Set down every entry exactly as it stands, omitting any picture.

- Items listed in a dataset -

- Opening Delimiter -

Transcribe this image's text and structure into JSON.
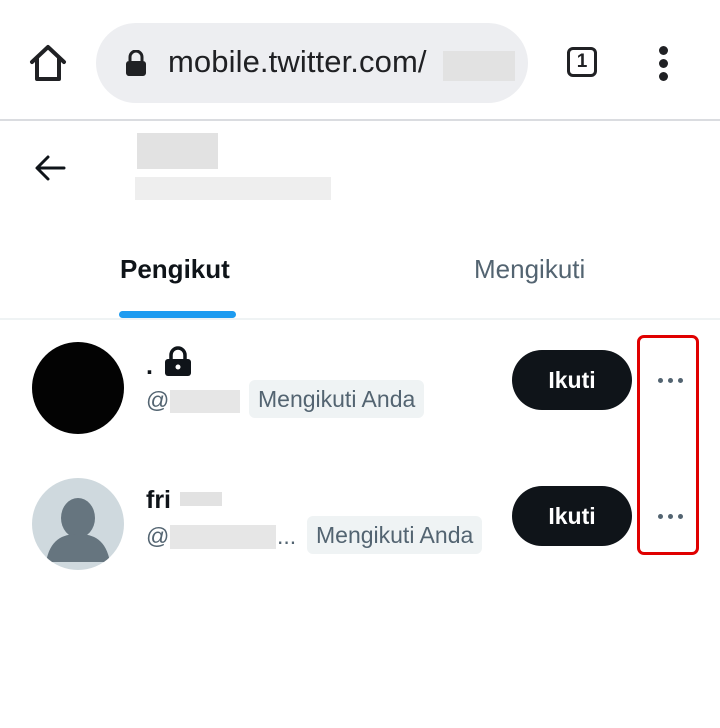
{
  "browser": {
    "url": "mobile.twitter.com/",
    "tab_count": "1",
    "icons": {
      "home": "home-icon",
      "lock": "lock-icon",
      "tabs": "tabs-icon",
      "menu": "more-vert-icon"
    }
  },
  "header": {
    "back_icon": "arrow-left-icon"
  },
  "tabs": [
    {
      "label": "Pengikut",
      "active": true
    },
    {
      "label": "Mengikuti",
      "active": false
    }
  ],
  "users": [
    {
      "name": ".",
      "protected": true,
      "handle_prefix": "@",
      "badge": "Mengikuti Anda",
      "follow_label": "Ikuti"
    },
    {
      "name": "fri",
      "protected": false,
      "handle_prefix": "@",
      "handle_suffix": "...",
      "badge": "Mengikuti Anda",
      "follow_label": "Ikuti"
    }
  ],
  "colors": {
    "accent": "#1d9bf0",
    "button": "#0f1419",
    "highlight": "#e00000",
    "secondary_text": "#536471"
  }
}
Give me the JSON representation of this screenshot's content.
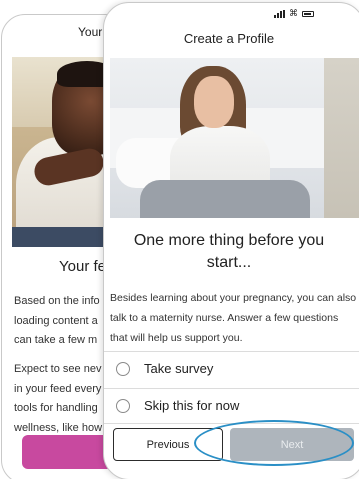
{
  "back_screen": {
    "title": "Your",
    "heading": "Your fe",
    "paragraph1": [
      "Based on the info",
      "loading content a",
      "can take a few m"
    ],
    "paragraph2": [
      "Expect to see nev",
      "in your feed every",
      "tools for handling",
      "wellness, like how"
    ],
    "button_color": "#c8499f"
  },
  "front_screen": {
    "title": "Create a Profile",
    "heading_line1": "One more thing before you",
    "heading_line2": "start...",
    "description": "Besides learning about your pregnancy, you can also talk to a maternity nurse. Answer a few questions that will help us support you.",
    "options": [
      {
        "label": "Take survey",
        "selected": false
      },
      {
        "label": "Skip this for now",
        "selected": false
      }
    ],
    "previous_label": "Previous",
    "next_label": "Next",
    "next_enabled": false
  },
  "colors": {
    "highlight": "#2a8fc6",
    "next_disabled": "#aeb5bc"
  },
  "icons": [
    "signal-icon",
    "wifi-icon",
    "battery-icon"
  ]
}
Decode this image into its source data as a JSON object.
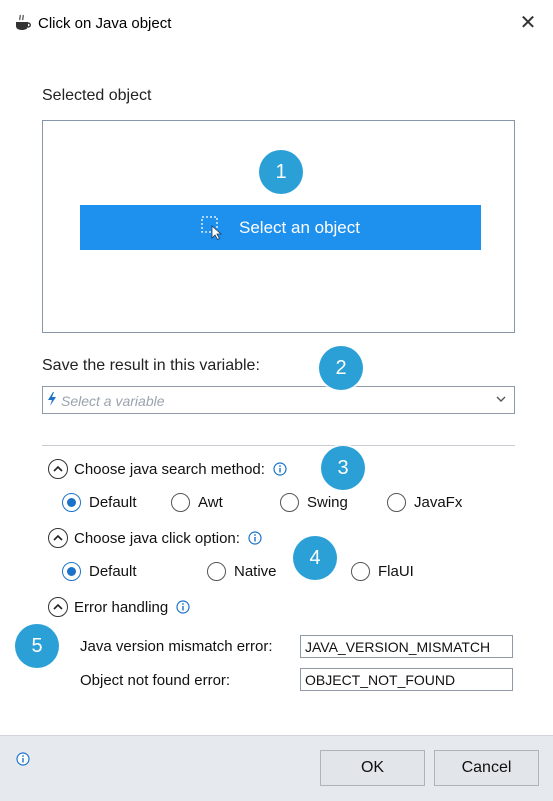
{
  "window": {
    "title": "Click on Java object",
    "close_glyph": "✕"
  },
  "selected_object": {
    "label": "Selected object",
    "button_label": "Select an object"
  },
  "variable": {
    "label": "Save the result in this variable:",
    "placeholder": "Select a variable"
  },
  "search_method": {
    "label": "Choose java search method:",
    "options": [
      "Default",
      "Awt",
      "Swing",
      "JavaFx"
    ],
    "selected": "Default"
  },
  "click_option": {
    "label": "Choose java click option:",
    "options": [
      "Default",
      "Native",
      "FlaUI"
    ],
    "selected": "Default"
  },
  "error_handling": {
    "label": "Error handling",
    "fields": [
      {
        "label": "Java version mismatch error:",
        "value": "JAVA_VERSION_MISMATCH"
      },
      {
        "label": "Object not found error:",
        "value": "OBJECT_NOT_FOUND"
      }
    ]
  },
  "badges": [
    "1",
    "2",
    "3",
    "4",
    "5"
  ],
  "footer": {
    "ok_label": "OK",
    "cancel_label": "Cancel"
  },
  "colors": {
    "accent": "#1e90ee",
    "badge": "#2aa0d6",
    "info": "#1a73c9",
    "footer_bg": "#e6e9ee"
  },
  "icons": {
    "title": "java-coffee-cup-icon",
    "select": "dashed-selection-cursor-icon",
    "variable": "lightning-bolt-icon",
    "info": "info-circle-icon",
    "expander": "chevron-up-icon"
  }
}
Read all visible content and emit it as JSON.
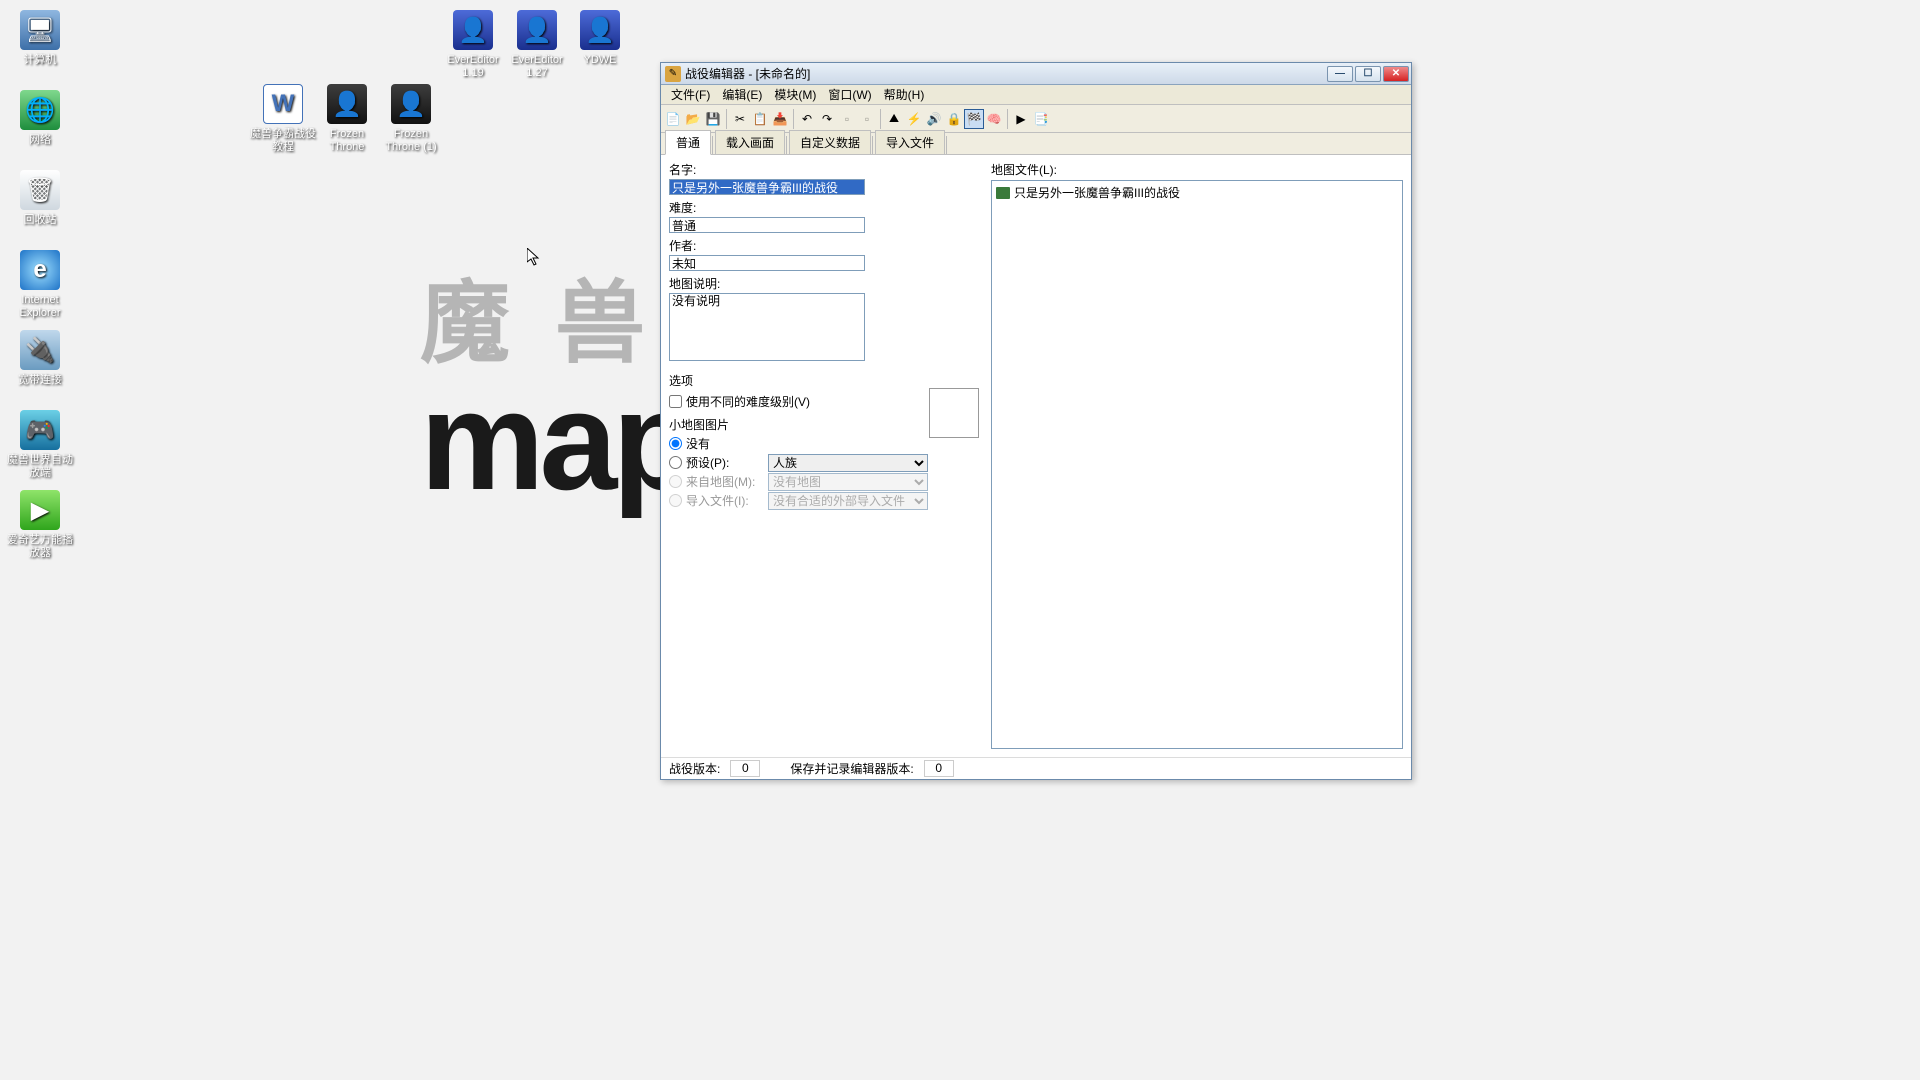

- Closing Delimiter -

- Written solution -
Transcribe this image's text and structure into JSON.
{
  "browser": {
    "url": "mobile.twitter.com/",
    "tab_count": "1",
    "icons": {
      "home": "home-icon",
      "lock": "lock-icon",
      "tabs": "tabs-icon",
      "menu": "more-vert-icon"
    }
  },
  "header": {
    "back_icon": "arrow-left-icon"
  },
  "tabs": [
    {
      "label": "Pengikut",
      "active": true
    },
    {
      "label": "Mengikuti",
      "active": false
    }
  ],
  "users": [
    {
      "name": ".",
      "protected": true,
      "handle_prefix": "@",
      "badge": "Mengikuti Anda",
      "follow_label": "Ikuti"
    },
    {
      "name": "fri",
      "protected": false,
      "handle_prefix": "@",
      "handle_suffix": "...",
      "badge": "Mengikuti Anda",
      "follow_label": "Ikuti"
    }
  ],
  "colors": {
    "accent": "#1d9bf0",
    "button": "#0f1419",
    "highlight": "#e00000",
    "secondary_text": "#536471"
  }
}
Give me the JSON representation of this screenshot's content.
{
  "back_screen": {
    "title": "Your",
    "heading": "Your fe",
    "paragraph1": [
      "Based on the info",
      "loading content a",
      "can take a few m"
    ],
    "paragraph2": [
      "Expect to see nev",
      "in your feed every",
      "tools for handling",
      "wellness, like how"
    ],
    "button_color": "#c8499f"
  },
  "front_screen": {
    "title": "Create a Profile",
    "heading_line1": "One more thing before you",
    "heading_line2": "start...",
    "description": "Besides learning about your pregnancy, you can also talk to a maternity nurse. Answer a few questions that will help us support you.",
    "options": [
      {
        "label": "Take survey",
        "selected": false
      },
      {
        "label": "Skip this for now",
        "selected": false
      }
    ],
    "previous_label": "Previous",
    "next_label": "Next",
    "next_enabled": false
  },
  "colors": {
    "highlight": "#2a8fc6",
    "next_disabled": "#aeb5bc"
  },
  "icons": [
    "signal-icon",
    "wifi-icon",
    "battery-icon"
  ]
}
Decode this image into its source data as a JSON object.
{
  "window": {
    "title": "Click on Java object",
    "close_glyph": "✕"
  },
  "selected_object": {
    "label": "Selected object",
    "button_label": "Select an object"
  },
  "variable": {
    "label": "Save the result in this variable:",
    "placeholder": "Select a variable"
  },
  "search_method": {
    "label": "Choose java search method:",
    "options": [
      "Default",
      "Awt",
      "Swing",
      "JavaFx"
    ],
    "selected": "Default"
  },
  "click_option": {
    "label": "Choose java click option:",
    "options": [
      "Default",
      "Native",
      "FlaUI"
    ],
    "selected": "Default"
  },
  "error_handling": {
    "label": "Error handling",
    "fields": [
      {
        "label": "Java version mismatch error:",
        "value": "JAVA_VERSION_MISMATCH"
      },
      {
        "label": "Object not found error:",
        "value": "OBJECT_NOT_FOUND"
      }
    ]
  },
  "badges": [
    "1",
    "2",
    "3",
    "4",
    "5"
  ],
  "footer": {
    "ok_label": "OK",
    "cancel_label": "Cancel"
  },
  "colors": {
    "accent": "#1e90ee",
    "badge": "#2aa0d6",
    "info": "#1a73c9",
    "footer_bg": "#e6e9ee"
  },
  "icons": {
    "title": "java-coffee-cup-icon",
    "select": "dashed-selection-cursor-icon",
    "variable": "lightning-bolt-icon",
    "info": "info-circle-icon",
    "expander": "chevron-up-icon"
  }
}
Read all visible content and emit it as JSON.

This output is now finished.